When you walk in to a supermarket these days, unless you pay a lot of attention or really know where to look, you don’t really know the origin of the meat. Scottish and British meat is some of the best in the world, with outstanding quality and welfare standards – and not forgetting the outstanding traceability of Scottish and British beef.
We have all the proper assurance schemes in place which means that farmers are making sure that things are done right. It’s a set standard which should be made well aware of to the consumer.
If it is foreign meat, it should clearly say so on the front of the packaging – not on the back in a corner, with tiny lettering with more often than not a British sounding farm name on the front that could easily mislead the average customer.
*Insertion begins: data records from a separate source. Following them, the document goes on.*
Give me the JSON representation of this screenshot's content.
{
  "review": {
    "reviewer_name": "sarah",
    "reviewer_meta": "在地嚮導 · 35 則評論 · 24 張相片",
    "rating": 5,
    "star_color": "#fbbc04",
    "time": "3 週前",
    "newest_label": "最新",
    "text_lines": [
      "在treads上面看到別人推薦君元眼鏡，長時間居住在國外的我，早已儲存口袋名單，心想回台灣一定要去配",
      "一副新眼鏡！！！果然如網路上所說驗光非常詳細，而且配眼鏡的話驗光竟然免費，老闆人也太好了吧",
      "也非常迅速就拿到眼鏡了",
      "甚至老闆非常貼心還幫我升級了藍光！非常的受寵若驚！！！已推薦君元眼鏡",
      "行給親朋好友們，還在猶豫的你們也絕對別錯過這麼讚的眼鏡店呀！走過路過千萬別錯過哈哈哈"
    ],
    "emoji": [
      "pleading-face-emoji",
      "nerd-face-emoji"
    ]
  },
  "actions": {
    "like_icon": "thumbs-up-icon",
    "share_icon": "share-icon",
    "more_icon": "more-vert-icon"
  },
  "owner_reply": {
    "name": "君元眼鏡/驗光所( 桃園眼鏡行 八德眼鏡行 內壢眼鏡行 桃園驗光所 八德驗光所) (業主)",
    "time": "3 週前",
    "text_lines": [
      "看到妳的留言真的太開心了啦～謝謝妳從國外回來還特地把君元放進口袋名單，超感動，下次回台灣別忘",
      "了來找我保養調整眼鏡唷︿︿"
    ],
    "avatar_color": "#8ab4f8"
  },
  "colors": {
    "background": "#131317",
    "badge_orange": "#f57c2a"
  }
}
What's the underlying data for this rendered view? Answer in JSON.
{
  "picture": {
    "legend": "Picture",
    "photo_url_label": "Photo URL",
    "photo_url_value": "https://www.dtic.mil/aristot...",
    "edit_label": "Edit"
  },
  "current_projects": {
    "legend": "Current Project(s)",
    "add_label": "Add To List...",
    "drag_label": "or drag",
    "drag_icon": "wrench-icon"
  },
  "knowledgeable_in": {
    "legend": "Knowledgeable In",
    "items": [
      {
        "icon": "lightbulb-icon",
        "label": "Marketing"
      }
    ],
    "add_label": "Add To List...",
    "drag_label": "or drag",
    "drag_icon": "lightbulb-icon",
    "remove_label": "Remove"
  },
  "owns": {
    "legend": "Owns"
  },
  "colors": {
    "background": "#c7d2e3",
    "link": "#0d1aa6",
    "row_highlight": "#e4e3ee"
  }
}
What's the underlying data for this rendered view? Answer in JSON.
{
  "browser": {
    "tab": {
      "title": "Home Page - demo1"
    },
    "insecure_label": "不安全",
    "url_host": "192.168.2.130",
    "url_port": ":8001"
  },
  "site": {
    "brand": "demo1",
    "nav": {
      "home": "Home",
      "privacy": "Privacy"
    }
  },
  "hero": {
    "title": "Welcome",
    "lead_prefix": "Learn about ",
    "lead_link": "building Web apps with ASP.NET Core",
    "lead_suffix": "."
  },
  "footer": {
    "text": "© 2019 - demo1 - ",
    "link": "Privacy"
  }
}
After all, what is the point of us going through all the extra hassle of farm audits etc if our quality produce is going to end up sitting on a shelf next to something from abroad?
Another thing I have a bee in my bonnet about recently is the decision meat processors have taken to reduce the maximum carcase weight of cattle down from 420kg to 400kg before being penalised for being overweight. Surely this is legalised robbery?
Beef is a natural product and just like fruit or veg, unfortunately you can’t tell a beast to grow a certain size or shape so a cut of meat fits neatly in those stupid plastic packets the supermarkets use. I understand the processors have been put under pressure to supply a certain product, but there is no way the excess meat off an animal deemed overweight is going in the skip.
So, if you’re not going to pay us for it, I am sure the majority of us would be more than happy to stick some of the overweight meat in a freezer at home for nothing!